Nigeria is Africa’s biggest oil producer, pumping out about 1.8m barrels per day. It provides roughly 90 per cent of the country’s foreign exchange and more than half of government revenues.  The clean-up began only the summer 2019, about a year after the first of an expected five tranches of $180m in funding was released to Hyprep. Mr Karikpo complains of a lack of transparency, alleging that planning, budgeting and awarding of contracts took place behind closed doors. Work started at the height of the rainy season, washing away much of the progress as contaminated soil collected for treatment was swept back into the environment…

Ogoniland, like the broader Niger Delta, has become more polluted and development has stalled, with little to show for the billions of dollars in crude that has been extracted.
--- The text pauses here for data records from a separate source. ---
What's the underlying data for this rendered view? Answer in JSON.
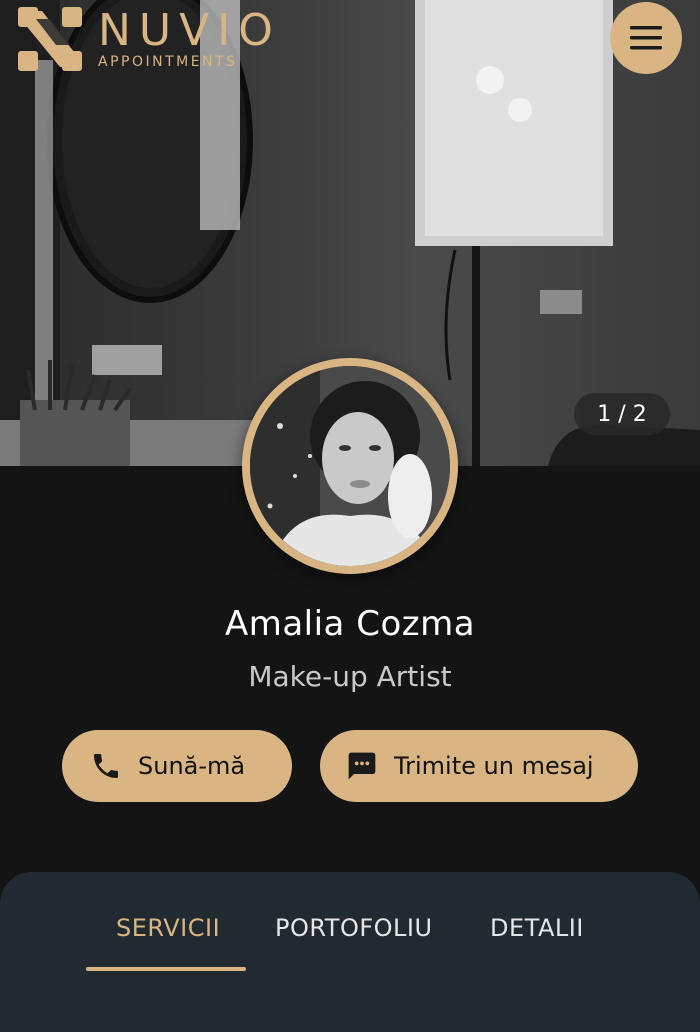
{
  "brand": {
    "name": "NUVIO",
    "subtitle": "APPOINTMENTS",
    "accent_color": "#d8b583"
  },
  "header": {
    "menu_icon": "hamburger-menu-icon"
  },
  "gallery": {
    "counter": "1 / 2"
  },
  "profile": {
    "name": "Amalia Cozma",
    "role": "Make-up Artist"
  },
  "actions": {
    "call_label": "Sună-mă",
    "call_icon": "phone-icon",
    "message_label": "Trimite un mesaj",
    "message_icon": "chat-icon"
  },
  "tabs": [
    {
      "label": "SERVICII",
      "active": true
    },
    {
      "label": "PORTOFOLIU",
      "active": false
    },
    {
      "label": "DETALII",
      "active": false
    }
  ]
}
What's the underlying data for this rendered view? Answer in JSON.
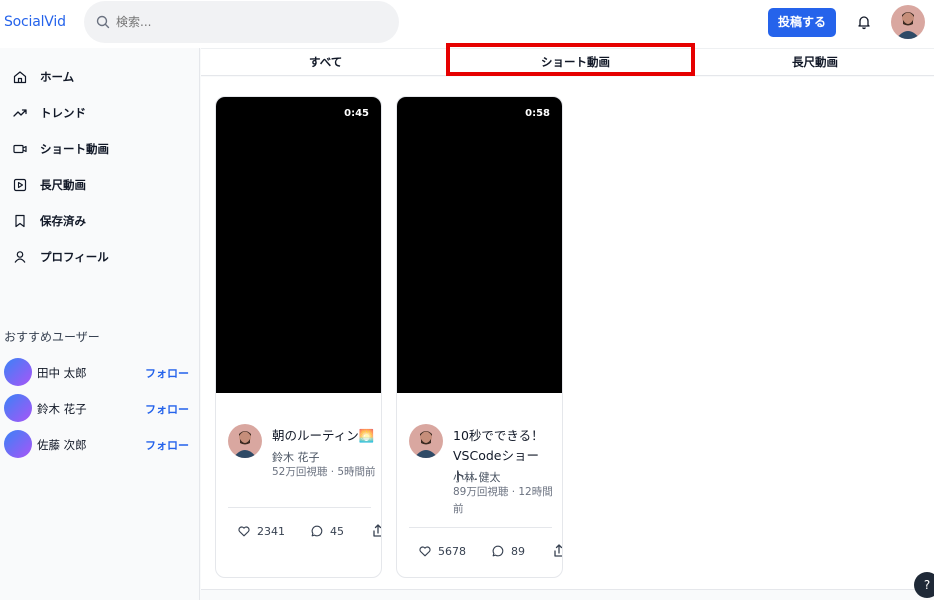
{
  "app": {
    "logo": "SocialVid"
  },
  "search": {
    "placeholder": "検索..."
  },
  "header": {
    "post_label": "投稿する"
  },
  "sidebar": {
    "items": [
      {
        "label": "ホーム",
        "icon": "home-icon"
      },
      {
        "label": "トレンド",
        "icon": "trending-icon"
      },
      {
        "label": "ショート動画",
        "icon": "video-icon"
      },
      {
        "label": "長尺動画",
        "icon": "play-square-icon"
      },
      {
        "label": "保存済み",
        "icon": "bookmark-icon"
      },
      {
        "label": "プロフィール",
        "icon": "user-icon"
      }
    ],
    "recommended_title": "おすすめユーザー",
    "users": [
      {
        "name": "田中 太郎",
        "follow": "フォロー"
      },
      {
        "name": "鈴木 花子",
        "follow": "フォロー"
      },
      {
        "name": "佐藤 次郎",
        "follow": "フォロー"
      }
    ]
  },
  "tabs": [
    {
      "label": "すべて"
    },
    {
      "label": "ショート動画",
      "active": true
    },
    {
      "label": "長尺動画"
    }
  ],
  "videos": [
    {
      "duration": "0:45",
      "title": "朝のルーティン🌅",
      "author": "鈴木 花子",
      "meta": "52万回視聴 · 5時間前",
      "likes": "2341",
      "comments": "45"
    },
    {
      "duration": "0:58",
      "title": "10秒でできる！VSCodeショート…",
      "author": "小林 健太",
      "meta": "89万回視聴 · 12時間前",
      "likes": "5678",
      "comments": "89"
    }
  ],
  "help": {
    "label": "?"
  },
  "colors": {
    "accent": "#2563eb",
    "highlight": "#e60000"
  }
}
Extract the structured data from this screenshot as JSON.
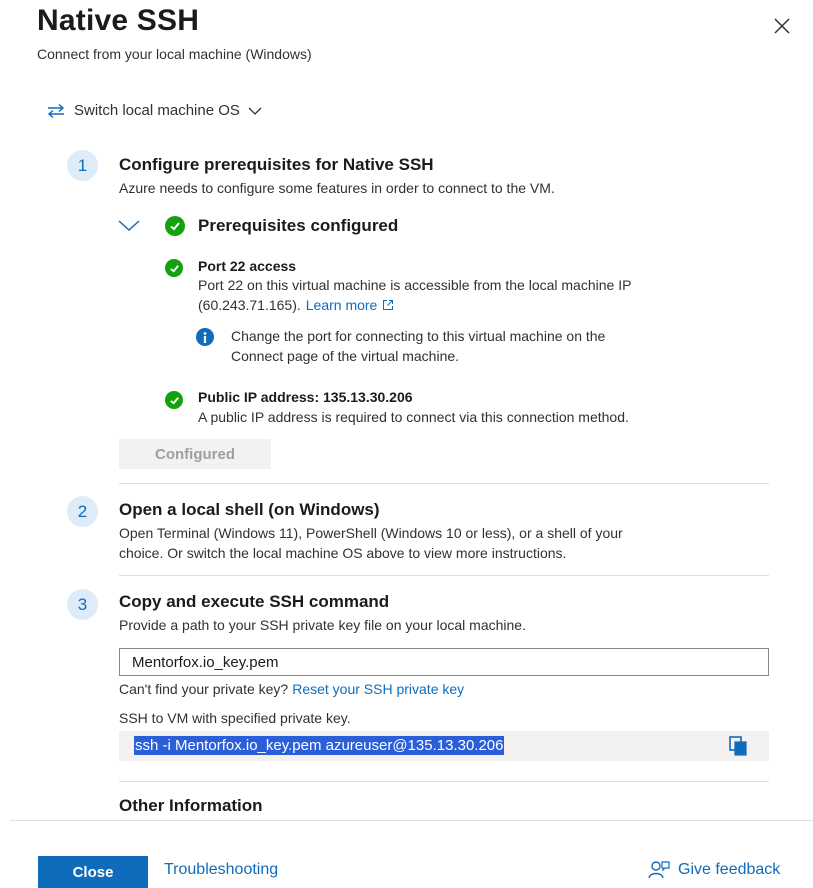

Critics have now accused Hyprep of being, like much of Nigeria’s oil sector, a vehicle for political patronage and graft. This year 16 companies were awarded contracts for the first phase of the clean-up, which — to the consternation of critics — focuses on the least contaminated parts of Ogoniland.

An investigation by the news site Premium Times found that almost all the companies were set up for other purposes, including poultry farming, car sales and construction, and had no experience of tackling oil pollution.  Meanwhile, insiders have questioned Hyprep’s capacity to handle such a massive project…

Shell and Hyprep have rejected the criticism.  Shell, which closed its Ogoniland operations in 1993, said it accepted responsibility “for spills arising from its operations”, but that some of the blame for the pollution must go to thieves who illegally tapped into pipelines and makeshift refining operations in the Delta’s creeks

Excerpts from Craft and Mismanagement Taint Nigeria’s Oil CleanUp, Financial Times, Dec. 29, 2019

Lawsuits Against Shell, Nigeria

A Dutch appeals court ruled on December 18, 2015 that Royal Dutch Shell can be held liable for oil spills at its subsidiary in Nigeria, potentially opening the way for other compensation claims against the multinational. Judges in The Hague ordered Shell to make available to the court documents that might shed light on the cause of the oil spills and whether leading managers were aware of them.  This ruling overturned a 2013 finding by a lower Dutch court that Shell’s Dutch-based parent company could not be held liable for spills at its Nigerian subsidiary.

The legal dispute dates back to 2008, when four Nigerian farmers and the campaign group Friends of the Earth filed a suit against the oil company in the Netherlands, where its global headquarters is based.  “Shell can be taken to court in the Netherlands for the effects of the oil spills,” the court ruling stated on Friday. “Shell is also ordered to provide access to documents that could shed more light on the cause of the leaks.”  The case will continue to be heard in March 2016.  Judge Hans van der Klooster said the court had found that it “has jurisdiction in the case against Shell and its subsidiary in Nigeria”….

“There are 6,000km of Shell pipelines and thousands of people living along them in the Niger Delta,” he said. “Other people in Nigeria can bring cases and that could be tens of billions of euros in damages.”  In a separate case, Shell agreed in January to pay out £55m ($82 million) in out-of-court compensation for two oil spills in Nigeria in 2008, after agreeing a settlement with the affected community in the Delta.

Excerpt from Dutch appeals court says Shell may be held liable for oil spills in Nigeria, Guardian, Dec. 18, 2015.